In a pivotal scene in Tombstone, one of the best westerns ever made, Wyatt Earp asks Doc Holliday for a character assessment of Johnny Ringo, their main nemesis.
Wyatt: What makes a man like Ringo, Doc? What makes him do the things he does?
Doc: A man like Ringo has got a great big hole, right in the middle of himself. And he can never kill enough, or steal enough, or inflict enough pain to ever fill it.
Wyatt: What does he want?
Wyatt: For what?
Doc: Bein’ born.
Doc – speaking from experience – calls it “revenge.” My own investigation into the negative side of the human condition takes the seed of human evil a step back to resentment, which, in turn, fosters the desire for revenge against perceived persecutors.
The universal constant is inconstancy – and that double meaning toward infidelity is apropos. Healthy people see the flux and embrace the possibilities. The resentful among us see the uncertainty as a betrayal of their infantile belief that the world should satisfy their whims.
Their resentment of personal impotence and glaring unimportance in an indifferent world ignites and fuels the bonfire of cold, hard-frozen revenge. They lash out with a vengeance.
It is from this resentment that Donald Trump and other demagogues build their political base by providing the resentful with scapegoats to blame for all of their thwarted dreams.
- Never mind that desperate job seekers fleeing Central American violence will be filling jobs that are open because no American will take them.
- The miniscule percentage of LGBTQ people in the country doesn’t make them any less “other” and dangerous to the haters.
- Women controlling their own health issues means a diminishment of patriarchal power.
- People of color just look differently – regardless of how much more beautiful they might be.
- Scientists and other fact-oriented people threaten their comfortable misconceptions today just as they made them look bad in school.
- Extending rights to minority religions infringes upon the right to proselytize and punish on the public dime.
Denied what they consider their due – regardless of how their own failures contribute – the resentful lash out against their designated victims.
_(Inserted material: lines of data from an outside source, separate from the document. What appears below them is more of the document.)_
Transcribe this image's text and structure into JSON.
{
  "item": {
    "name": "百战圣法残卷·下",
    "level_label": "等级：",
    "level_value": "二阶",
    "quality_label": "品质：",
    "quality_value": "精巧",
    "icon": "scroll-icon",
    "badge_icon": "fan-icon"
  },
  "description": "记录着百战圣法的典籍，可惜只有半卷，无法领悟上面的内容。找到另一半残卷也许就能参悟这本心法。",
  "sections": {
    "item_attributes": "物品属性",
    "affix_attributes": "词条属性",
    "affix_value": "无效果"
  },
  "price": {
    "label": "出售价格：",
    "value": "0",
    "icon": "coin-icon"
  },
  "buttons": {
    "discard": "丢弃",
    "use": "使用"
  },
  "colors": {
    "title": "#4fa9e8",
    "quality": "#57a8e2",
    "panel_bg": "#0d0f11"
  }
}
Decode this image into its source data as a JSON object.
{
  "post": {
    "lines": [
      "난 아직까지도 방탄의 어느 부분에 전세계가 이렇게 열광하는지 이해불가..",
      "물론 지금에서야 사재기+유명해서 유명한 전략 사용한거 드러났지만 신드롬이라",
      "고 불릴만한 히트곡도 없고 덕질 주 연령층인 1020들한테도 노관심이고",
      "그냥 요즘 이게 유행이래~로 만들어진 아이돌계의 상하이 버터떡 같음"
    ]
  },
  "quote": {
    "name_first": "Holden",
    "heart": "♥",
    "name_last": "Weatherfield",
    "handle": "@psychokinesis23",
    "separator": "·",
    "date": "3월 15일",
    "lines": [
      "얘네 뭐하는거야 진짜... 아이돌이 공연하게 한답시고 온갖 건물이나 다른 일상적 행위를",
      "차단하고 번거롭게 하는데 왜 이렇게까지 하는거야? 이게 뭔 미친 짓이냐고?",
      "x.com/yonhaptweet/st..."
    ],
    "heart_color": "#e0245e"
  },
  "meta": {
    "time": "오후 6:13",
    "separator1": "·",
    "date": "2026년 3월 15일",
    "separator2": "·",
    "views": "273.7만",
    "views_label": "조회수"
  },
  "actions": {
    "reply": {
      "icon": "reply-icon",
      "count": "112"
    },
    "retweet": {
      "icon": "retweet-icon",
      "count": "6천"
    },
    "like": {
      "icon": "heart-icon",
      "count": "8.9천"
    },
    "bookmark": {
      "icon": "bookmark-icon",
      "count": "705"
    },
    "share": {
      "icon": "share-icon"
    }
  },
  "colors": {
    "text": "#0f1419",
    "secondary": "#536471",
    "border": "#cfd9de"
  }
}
Small and lost – and ashamed of being small and lost – they hope to transfer their fears to others.
They think that they exact revenge for their rejections and pain. Instead, they verify the verdict against themselves by proving themselves unworthy.
In the Christian tradition in which most of us were raised, envy was the first sin – Adam and Eve wanting to be as the gods, Cain wanting to hear Abel’s acclaim. In Cain’s case, resentment at his limitations led to Abel’s death. Resentment, then bloody revenge.
In March, Xavier Díaz Rodriguez wrote this in Barcelona’s El Punt Avui [as translated by its website]: “Fascism is successful because, like capitalism, it is born on the dark side of the human soul. It is often there, latent, somewhere hidden from the consciousness of ordinary people, awakening when oxygen arrives and growing when it finds food.”
Trump has been feeding this darkness since his first campaign speech. And it has appealed to many people whose resentment reveals their greed and bigotry more than unfulfilled needs. The darkness hides their impotence. They dream of exercising raw, uncheckable power to wreak vengeance on a world that refuses to do their bidding.
Violent destructiveness means they cannot be ignored. It proves their importance.
We know right from wrong from an early age – especially those whose claims at being victims reflects an acknowledgment of the justice which they would deny others.
The evil among us know what they’re doing; they’re fulfilling evil dreams.